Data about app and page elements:

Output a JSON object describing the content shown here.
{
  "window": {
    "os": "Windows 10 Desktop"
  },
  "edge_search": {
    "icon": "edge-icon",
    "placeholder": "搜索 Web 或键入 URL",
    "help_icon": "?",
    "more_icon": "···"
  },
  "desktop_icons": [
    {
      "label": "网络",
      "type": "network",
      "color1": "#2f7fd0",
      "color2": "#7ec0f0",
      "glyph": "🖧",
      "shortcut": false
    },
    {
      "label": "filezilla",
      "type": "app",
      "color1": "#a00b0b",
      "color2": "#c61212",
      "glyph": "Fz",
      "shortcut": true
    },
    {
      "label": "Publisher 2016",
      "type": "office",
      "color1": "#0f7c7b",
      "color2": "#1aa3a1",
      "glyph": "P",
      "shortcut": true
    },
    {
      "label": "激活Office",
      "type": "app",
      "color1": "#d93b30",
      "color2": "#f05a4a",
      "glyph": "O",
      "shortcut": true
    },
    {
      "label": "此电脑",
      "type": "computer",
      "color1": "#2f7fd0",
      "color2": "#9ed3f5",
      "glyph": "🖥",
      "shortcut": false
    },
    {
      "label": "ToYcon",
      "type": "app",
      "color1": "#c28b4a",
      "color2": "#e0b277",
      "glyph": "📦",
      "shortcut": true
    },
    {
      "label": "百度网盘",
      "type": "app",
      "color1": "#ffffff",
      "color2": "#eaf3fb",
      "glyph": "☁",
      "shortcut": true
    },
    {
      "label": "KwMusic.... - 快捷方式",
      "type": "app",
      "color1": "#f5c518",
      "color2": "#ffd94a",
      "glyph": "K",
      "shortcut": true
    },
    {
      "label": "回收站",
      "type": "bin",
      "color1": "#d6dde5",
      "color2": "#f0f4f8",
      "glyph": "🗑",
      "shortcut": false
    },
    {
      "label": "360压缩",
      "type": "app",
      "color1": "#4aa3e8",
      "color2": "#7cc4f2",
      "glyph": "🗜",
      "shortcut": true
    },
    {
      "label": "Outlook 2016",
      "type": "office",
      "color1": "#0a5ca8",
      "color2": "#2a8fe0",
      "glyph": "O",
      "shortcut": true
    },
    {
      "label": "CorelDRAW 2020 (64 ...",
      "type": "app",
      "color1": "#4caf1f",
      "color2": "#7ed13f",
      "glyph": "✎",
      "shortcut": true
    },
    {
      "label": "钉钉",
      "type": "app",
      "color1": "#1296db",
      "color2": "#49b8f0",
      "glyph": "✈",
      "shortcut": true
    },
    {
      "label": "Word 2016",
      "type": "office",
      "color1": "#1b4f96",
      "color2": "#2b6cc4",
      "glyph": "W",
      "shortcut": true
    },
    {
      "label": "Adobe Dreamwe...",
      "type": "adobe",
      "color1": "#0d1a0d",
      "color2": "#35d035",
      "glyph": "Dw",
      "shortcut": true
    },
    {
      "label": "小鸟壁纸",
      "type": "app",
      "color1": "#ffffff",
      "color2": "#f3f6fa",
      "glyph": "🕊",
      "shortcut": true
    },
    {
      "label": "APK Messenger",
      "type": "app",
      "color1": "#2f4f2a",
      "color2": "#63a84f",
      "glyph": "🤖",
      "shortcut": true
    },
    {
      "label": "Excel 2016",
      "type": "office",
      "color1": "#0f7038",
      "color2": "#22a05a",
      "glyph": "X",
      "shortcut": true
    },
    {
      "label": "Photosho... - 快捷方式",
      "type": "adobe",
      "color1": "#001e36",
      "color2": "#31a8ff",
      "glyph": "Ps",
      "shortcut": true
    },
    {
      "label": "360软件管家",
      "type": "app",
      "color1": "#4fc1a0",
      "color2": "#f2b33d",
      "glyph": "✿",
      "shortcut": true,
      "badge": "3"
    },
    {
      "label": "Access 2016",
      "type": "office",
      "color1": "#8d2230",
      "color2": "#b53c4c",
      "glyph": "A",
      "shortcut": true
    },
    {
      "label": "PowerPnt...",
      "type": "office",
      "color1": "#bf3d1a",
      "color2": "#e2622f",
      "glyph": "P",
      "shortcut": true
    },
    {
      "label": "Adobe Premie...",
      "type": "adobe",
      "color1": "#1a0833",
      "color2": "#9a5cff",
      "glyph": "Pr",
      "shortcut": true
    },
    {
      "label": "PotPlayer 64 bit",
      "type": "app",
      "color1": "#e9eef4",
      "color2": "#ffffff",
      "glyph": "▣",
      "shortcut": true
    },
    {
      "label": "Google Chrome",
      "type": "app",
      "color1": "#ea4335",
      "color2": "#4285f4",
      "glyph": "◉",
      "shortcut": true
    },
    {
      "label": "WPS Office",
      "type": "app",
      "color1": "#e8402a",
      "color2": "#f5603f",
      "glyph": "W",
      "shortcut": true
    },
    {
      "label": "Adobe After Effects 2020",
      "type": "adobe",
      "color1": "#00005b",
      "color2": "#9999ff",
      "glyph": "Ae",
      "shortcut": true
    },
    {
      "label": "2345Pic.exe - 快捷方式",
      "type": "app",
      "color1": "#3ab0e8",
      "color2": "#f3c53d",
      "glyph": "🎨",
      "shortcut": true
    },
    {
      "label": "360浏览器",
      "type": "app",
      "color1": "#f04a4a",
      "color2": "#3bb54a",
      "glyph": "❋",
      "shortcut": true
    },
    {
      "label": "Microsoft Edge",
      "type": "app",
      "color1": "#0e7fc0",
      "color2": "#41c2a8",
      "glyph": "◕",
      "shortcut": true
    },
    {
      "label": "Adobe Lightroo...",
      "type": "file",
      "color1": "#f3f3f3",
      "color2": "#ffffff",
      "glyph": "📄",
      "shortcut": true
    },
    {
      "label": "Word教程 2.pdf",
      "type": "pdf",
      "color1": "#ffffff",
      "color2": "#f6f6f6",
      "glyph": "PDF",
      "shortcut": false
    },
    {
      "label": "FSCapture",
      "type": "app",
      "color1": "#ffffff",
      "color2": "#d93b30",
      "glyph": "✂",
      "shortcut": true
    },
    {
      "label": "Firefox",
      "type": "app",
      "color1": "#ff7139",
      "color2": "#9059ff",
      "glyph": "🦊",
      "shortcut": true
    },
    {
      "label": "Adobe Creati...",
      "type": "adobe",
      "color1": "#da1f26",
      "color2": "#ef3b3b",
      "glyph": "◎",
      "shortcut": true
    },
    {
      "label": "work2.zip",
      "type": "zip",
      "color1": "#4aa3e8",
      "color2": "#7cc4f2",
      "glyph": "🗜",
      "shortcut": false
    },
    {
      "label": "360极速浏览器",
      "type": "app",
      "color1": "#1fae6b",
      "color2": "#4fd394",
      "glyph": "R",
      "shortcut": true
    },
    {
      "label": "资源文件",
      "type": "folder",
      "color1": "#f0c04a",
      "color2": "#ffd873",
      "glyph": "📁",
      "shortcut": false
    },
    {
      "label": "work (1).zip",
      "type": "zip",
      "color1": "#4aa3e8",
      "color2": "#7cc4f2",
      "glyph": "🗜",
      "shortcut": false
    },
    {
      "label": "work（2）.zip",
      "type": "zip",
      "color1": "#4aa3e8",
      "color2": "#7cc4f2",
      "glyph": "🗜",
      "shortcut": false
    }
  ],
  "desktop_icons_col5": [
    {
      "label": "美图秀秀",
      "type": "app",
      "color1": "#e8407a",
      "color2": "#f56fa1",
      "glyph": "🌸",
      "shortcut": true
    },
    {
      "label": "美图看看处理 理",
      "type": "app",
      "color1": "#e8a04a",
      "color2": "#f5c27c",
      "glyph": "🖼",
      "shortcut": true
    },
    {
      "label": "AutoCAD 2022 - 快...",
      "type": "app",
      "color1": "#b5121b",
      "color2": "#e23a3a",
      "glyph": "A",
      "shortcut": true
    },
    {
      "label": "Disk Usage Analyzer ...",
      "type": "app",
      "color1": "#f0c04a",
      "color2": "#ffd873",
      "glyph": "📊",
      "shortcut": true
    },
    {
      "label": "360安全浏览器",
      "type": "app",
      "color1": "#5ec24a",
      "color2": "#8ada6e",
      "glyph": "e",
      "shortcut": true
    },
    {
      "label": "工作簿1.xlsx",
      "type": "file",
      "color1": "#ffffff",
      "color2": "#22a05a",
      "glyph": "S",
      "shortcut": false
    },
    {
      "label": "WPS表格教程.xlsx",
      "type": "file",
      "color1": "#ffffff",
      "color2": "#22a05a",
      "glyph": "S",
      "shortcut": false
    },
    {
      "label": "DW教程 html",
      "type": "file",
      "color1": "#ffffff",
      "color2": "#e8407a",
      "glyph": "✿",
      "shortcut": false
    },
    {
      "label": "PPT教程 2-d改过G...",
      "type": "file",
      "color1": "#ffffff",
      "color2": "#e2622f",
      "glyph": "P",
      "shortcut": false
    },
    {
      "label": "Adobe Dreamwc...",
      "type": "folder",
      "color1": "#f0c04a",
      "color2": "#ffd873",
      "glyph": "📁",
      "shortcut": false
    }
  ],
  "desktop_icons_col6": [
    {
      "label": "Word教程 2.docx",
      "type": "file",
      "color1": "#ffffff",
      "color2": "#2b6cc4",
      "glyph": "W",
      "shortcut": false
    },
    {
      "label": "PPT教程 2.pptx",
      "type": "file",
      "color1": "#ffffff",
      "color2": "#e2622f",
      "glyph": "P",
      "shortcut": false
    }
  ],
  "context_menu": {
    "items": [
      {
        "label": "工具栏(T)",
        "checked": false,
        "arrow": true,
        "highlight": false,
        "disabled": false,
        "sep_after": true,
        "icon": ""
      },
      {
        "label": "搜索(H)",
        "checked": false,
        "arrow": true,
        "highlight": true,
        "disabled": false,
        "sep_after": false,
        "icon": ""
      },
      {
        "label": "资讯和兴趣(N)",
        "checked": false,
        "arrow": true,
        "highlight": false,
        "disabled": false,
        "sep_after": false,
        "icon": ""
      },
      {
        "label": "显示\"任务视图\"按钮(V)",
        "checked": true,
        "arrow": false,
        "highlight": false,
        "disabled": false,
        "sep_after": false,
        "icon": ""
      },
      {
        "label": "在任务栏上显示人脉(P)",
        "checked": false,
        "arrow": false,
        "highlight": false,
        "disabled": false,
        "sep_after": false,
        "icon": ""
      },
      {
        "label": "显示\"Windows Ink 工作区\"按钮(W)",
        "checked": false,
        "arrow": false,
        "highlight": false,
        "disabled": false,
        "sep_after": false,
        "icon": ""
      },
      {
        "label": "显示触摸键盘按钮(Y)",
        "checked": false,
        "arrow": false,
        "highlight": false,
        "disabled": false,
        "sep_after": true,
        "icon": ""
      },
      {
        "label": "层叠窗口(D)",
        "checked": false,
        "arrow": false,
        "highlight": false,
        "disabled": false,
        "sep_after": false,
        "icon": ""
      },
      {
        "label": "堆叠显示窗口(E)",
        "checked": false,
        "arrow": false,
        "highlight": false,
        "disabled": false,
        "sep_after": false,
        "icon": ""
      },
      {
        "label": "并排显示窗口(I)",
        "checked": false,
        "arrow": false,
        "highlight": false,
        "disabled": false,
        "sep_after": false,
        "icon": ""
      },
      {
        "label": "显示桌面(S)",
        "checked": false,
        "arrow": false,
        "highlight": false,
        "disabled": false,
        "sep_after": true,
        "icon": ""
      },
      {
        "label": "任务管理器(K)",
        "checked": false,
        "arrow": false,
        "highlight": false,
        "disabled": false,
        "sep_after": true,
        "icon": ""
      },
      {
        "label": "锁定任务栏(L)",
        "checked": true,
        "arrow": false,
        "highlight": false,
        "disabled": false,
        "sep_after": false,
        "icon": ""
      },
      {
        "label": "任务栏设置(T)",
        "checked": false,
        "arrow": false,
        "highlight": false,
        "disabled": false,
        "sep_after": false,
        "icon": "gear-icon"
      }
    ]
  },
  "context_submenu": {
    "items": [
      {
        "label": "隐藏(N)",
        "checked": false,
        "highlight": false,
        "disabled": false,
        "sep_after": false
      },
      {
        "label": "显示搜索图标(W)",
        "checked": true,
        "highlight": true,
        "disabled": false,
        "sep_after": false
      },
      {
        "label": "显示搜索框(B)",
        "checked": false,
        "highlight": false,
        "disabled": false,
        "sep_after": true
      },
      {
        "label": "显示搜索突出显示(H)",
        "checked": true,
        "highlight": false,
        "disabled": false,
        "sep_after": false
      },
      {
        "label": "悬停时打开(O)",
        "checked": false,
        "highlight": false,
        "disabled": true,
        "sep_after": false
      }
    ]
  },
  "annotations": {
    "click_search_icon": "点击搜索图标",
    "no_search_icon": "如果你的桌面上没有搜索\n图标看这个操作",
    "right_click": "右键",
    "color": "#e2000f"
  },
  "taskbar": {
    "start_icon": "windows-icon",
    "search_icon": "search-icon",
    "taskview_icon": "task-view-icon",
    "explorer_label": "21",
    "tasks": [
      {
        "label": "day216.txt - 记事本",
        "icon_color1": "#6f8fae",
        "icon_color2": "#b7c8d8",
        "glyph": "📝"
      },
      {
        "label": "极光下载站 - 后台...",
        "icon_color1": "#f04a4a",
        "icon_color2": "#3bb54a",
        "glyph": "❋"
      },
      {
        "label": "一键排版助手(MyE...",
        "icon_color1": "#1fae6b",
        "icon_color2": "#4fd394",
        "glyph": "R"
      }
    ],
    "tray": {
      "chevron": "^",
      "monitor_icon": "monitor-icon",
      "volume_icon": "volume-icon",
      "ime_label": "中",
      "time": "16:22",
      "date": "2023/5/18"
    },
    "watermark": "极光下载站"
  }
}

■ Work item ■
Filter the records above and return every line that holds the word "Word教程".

■ Answer space ■
      "label": "Word教程 2.pdf",
      "label": "Word教程 2.docx",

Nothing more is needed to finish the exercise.